"On the Theory of Light Production and Light Absorption" [no. 1, above]. This classic in the history of physics is Einstein's second paper on the photoelectric effect. Einstein reconciled his and Planck's independent derivations of the blackbody formula E = h . Planck's derivation of this formula ascribed it to a restriction on the energy changes possible when radiation is produced or absorbed by matter, which implied no restriction on the energies of either matter or radiation. Einstein's 1905 derivation ascribed it to a restriction on the energy of radiation alone, but in this paper, he proposes the modern idea that the energies of both matter and radiation are quantized, which led to his work on quantum specifics.
"The Principle of Conservation of Motion of the Center of Gravity and the Inertia of Energy" [no. 2, above]. In this "ingenious thought experiment involving energy transport in a hollow cylinder, Einstein returned to the relationship between inertial mass and energy, giving more general arguments for their complete equivalence" (Calaprice, The Einstein Almanac). This is the first statement that the conservation of mass is a special case of the conservation of energy.
Weil's Einstein Bibliography nos. 12, 13.
Boni's Einstein Checklist, nos. 12, 13.

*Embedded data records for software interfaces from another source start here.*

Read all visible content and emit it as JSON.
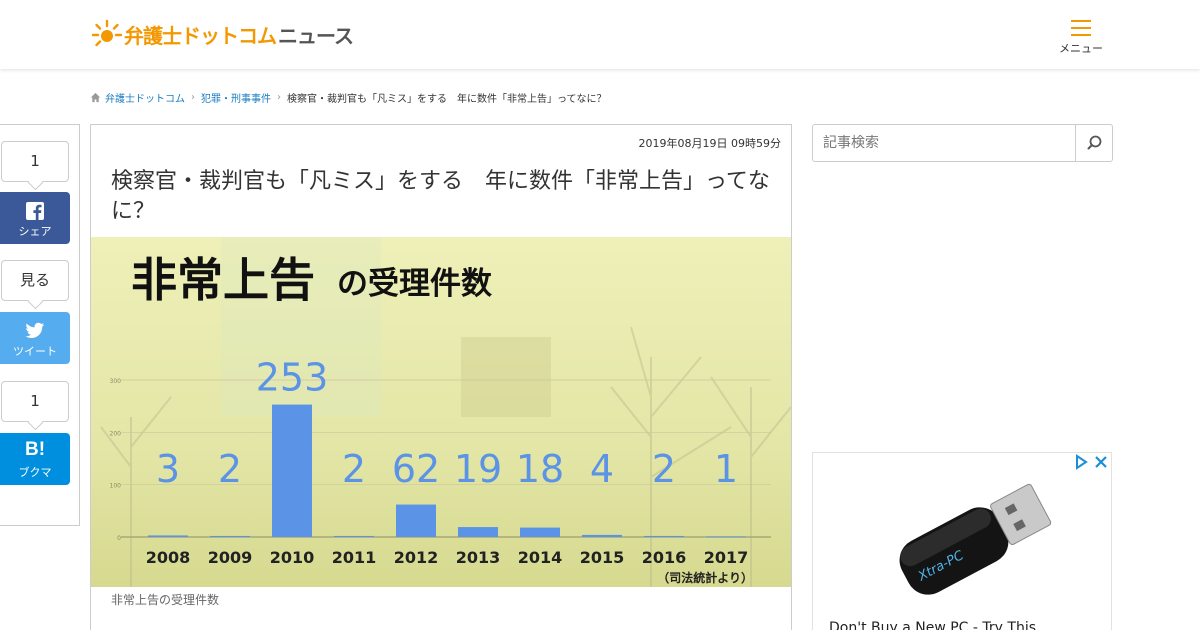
{
  "header": {
    "logo_main": "弁護士ドットコム",
    "logo_sub": "ニュース",
    "menu_label": "メニュー"
  },
  "breadcrumb": [
    "弁護士ドットコム",
    "犯罪・刑事事件",
    "検察官・裁判官も「凡ミス」をする　年に数件「非常上告」ってなに？"
  ],
  "share": {
    "facebook_count": "1",
    "facebook_label": "シェア",
    "twitter_count": "見る",
    "twitter_label": "ツイート",
    "hatena_count": "1",
    "hatena_label": "ブクマ",
    "hatena_glyph": "B!"
  },
  "article": {
    "date": "2019年08月19日 09時59分",
    "title": "検察官・裁判官も「凡ミス」をする　年に数件「非常上告」ってなに？",
    "caption": "非常上告の受理件数"
  },
  "figure": {
    "heading_big": "非常上告",
    "heading_small": "の受理件数",
    "source": "（司法統計より）"
  },
  "chart_data": {
    "type": "bar",
    "categories": [
      "2008",
      "2009",
      "2010",
      "2011",
      "2012",
      "2013",
      "2014",
      "2015",
      "2016",
      "2017"
    ],
    "values": [
      3,
      2,
      253,
      2,
      62,
      19,
      18,
      4,
      2,
      1
    ],
    "ylim": [
      0,
      300
    ],
    "yticks": [
      "0",
      "100",
      "200",
      "300"
    ],
    "bar_color": "#5b93e6",
    "label_color": "#5b93e6"
  },
  "sidebar": {
    "search_placeholder": "記事検索"
  },
  "ad": {
    "title": "Don't Buy a New PC - Try This",
    "product_text": "Xtra-PC"
  },
  "colors": {
    "brand": "#f39800",
    "link": "#1a7cc1",
    "facebook": "#3b5998",
    "twitter": "#55acee",
    "hatena": "#008fde"
  }
}
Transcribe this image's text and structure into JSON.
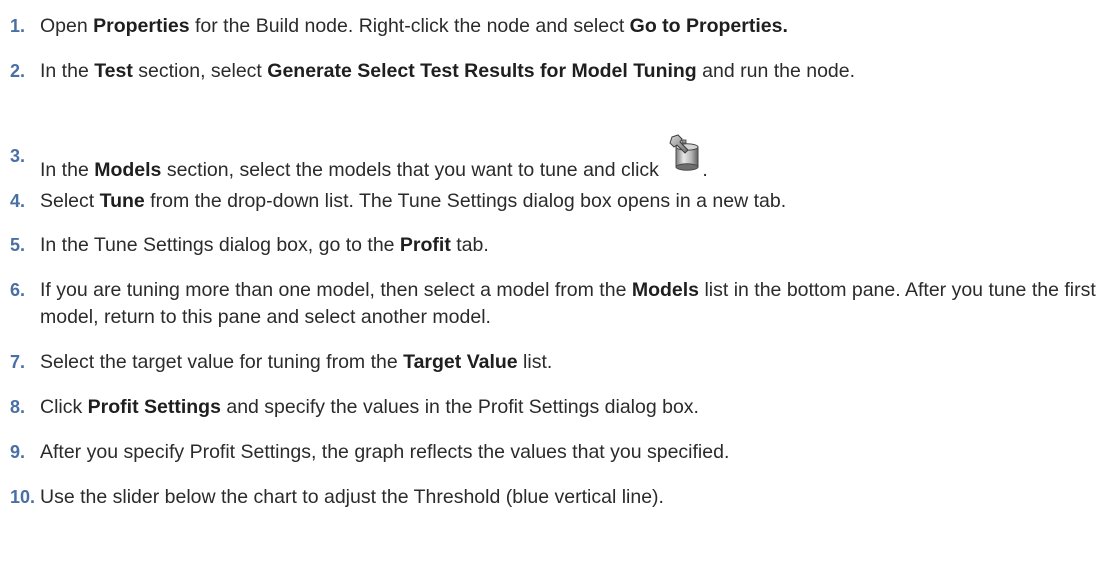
{
  "steps": [
    {
      "number": "1.",
      "t1": "Open ",
      "b1": "Properties",
      "t2": " for the Build node. Right-click the node and select ",
      "b2": "Go to Properties."
    },
    {
      "number": "2.",
      "t1": "In the ",
      "b1": "Test",
      "t2": " section, select ",
      "b2": "Generate Select Test Results for Model Tuning",
      "t3": " and run the node."
    },
    {
      "number": "3.",
      "t1": "In the ",
      "b1": "Models",
      "t2": " section, select the models that you want to tune and click ",
      "t3": ".",
      "icon": "tune-models-icon"
    },
    {
      "number": "4.",
      "t1": "Select ",
      "b1": "Tune",
      "t2": " from the drop-down list. The Tune Settings dialog box opens in a new tab."
    },
    {
      "number": "5.",
      "t1": "In the Tune Settings dialog box, go to the ",
      "b1": "Profit",
      "t2": " tab."
    },
    {
      "number": "6.",
      "t1": "If you are tuning more than one model, then select a model from the ",
      "b1": "Models",
      "t2": " list in the bottom pane. After you tune the first model, return to this pane and select another model."
    },
    {
      "number": "7.",
      "t1": "Select the target value for tuning from the ",
      "b1": "Target Value",
      "t2": " list."
    },
    {
      "number": "8.",
      "t1": "Click ",
      "b1": "Profit Settings",
      "t2": " and specify the values in the Profit Settings dialog box."
    },
    {
      "number": "9.",
      "t1": "After you specify Profit Settings, the graph reflects the values that you specified."
    },
    {
      "number": "10.",
      "t1": "Use the slider below the chart to adjust the Threshold (blue vertical line)."
    }
  ],
  "colors": {
    "step_number": "#4a6fa5",
    "text": "#2b2b2b"
  }
}
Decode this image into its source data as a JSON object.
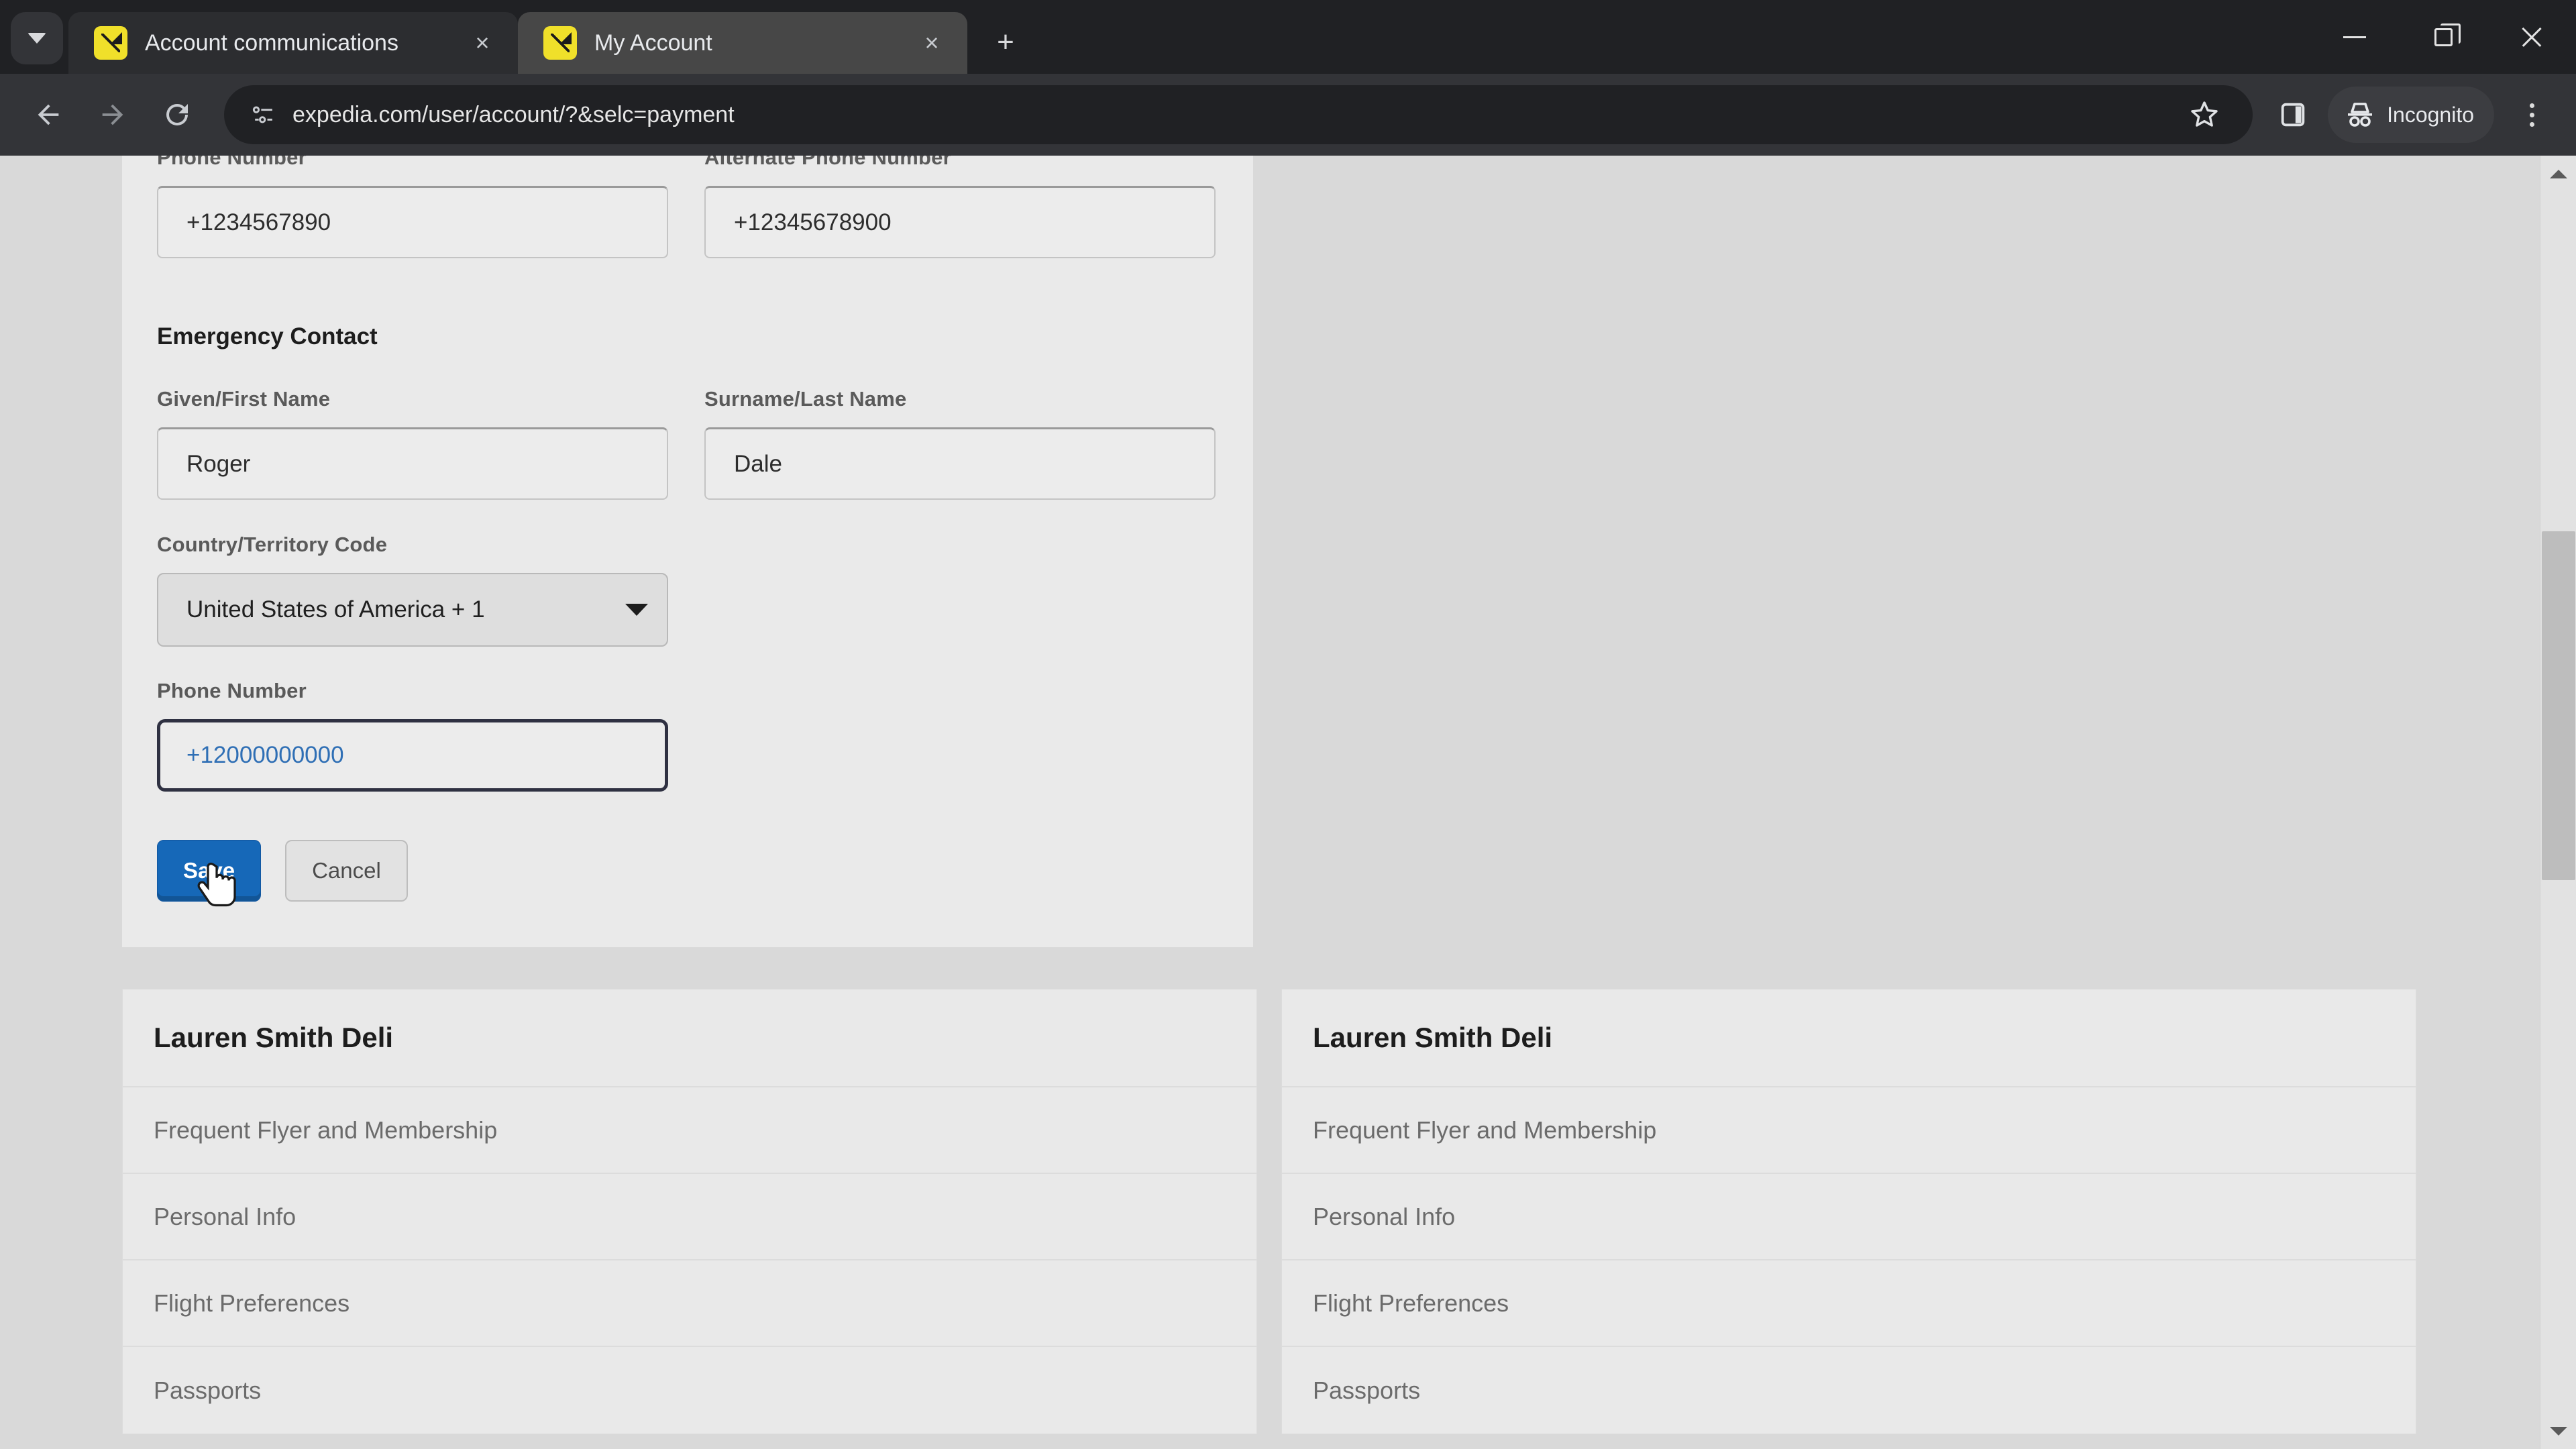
{
  "browser": {
    "tab_search_icon": "chevron-down-icon",
    "tabs": [
      {
        "title": "Account communications",
        "favicon": "expedia-favicon",
        "active": false,
        "close_label": "×"
      },
      {
        "title": "My Account",
        "favicon": "expedia-favicon",
        "active": true,
        "close_label": "×"
      }
    ],
    "new_tab_label": "+",
    "window_controls": {
      "minimize": "minimize-icon",
      "maximize": "maximize-icon",
      "close": "close-icon"
    },
    "toolbar": {
      "back_icon": "back-arrow-icon",
      "forward_icon": "forward-arrow-icon",
      "reload_icon": "reload-icon",
      "site_info_icon": "site-settings-icon",
      "url": "expedia.com/user/account/?&selc=payment",
      "url_placeholder": "Search Google or type a URL",
      "bookmark_icon": "star-icon",
      "sidepanel_icon": "side-panel-icon",
      "incognito_icon": "incognito-icon",
      "incognito_label": "Incognito",
      "menu_icon": "kebab-menu-icon"
    }
  },
  "form": {
    "phone_number_label": "Phone Number",
    "phone_number_value": "+1234567890",
    "alt_phone_label": "Alternate Phone Number",
    "alt_phone_value": "+12345678900",
    "emergency_contact_heading": "Emergency Contact",
    "first_name_label": "Given/First Name",
    "first_name_value": "Roger",
    "last_name_label": "Surname/Last Name",
    "last_name_value": "Dale",
    "country_code_label": "Country/Territory Code",
    "country_code_value": "United States of America + 1",
    "emergency_phone_label": "Phone Number",
    "emergency_phone_value": "+12000000000",
    "save_label": "Save",
    "cancel_label": "Cancel",
    "accent_color": "#1668b8",
    "focus_border_color": "#2f3142",
    "focus_text_color": "#2f6fb5"
  },
  "cards": [
    {
      "title": "Lauren Smith Deli",
      "rows": [
        "Frequent Flyer and Membership",
        "Personal Info",
        "Flight Preferences",
        "Passports"
      ]
    },
    {
      "title": "Lauren Smith Deli",
      "rows": [
        "Frequent Flyer and Membership",
        "Personal Info",
        "Flight Preferences",
        "Passports"
      ]
    }
  ],
  "scrollbar": {
    "up_icon": "scroll-up-arrow-icon",
    "down_icon": "scroll-down-arrow-icon"
  }
}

Paul Ludwig Drude (1863-1906) was a German physicist specializing in optics. He wrote a fundamental textbook integrating optics with Maxwell's theories of electromagnetism entitled Lehrbuch der Optik. Drude is responsible for introducing the symbol c for the speed of light in a perfect vacuum. (Wikipedia). Book Id: 50414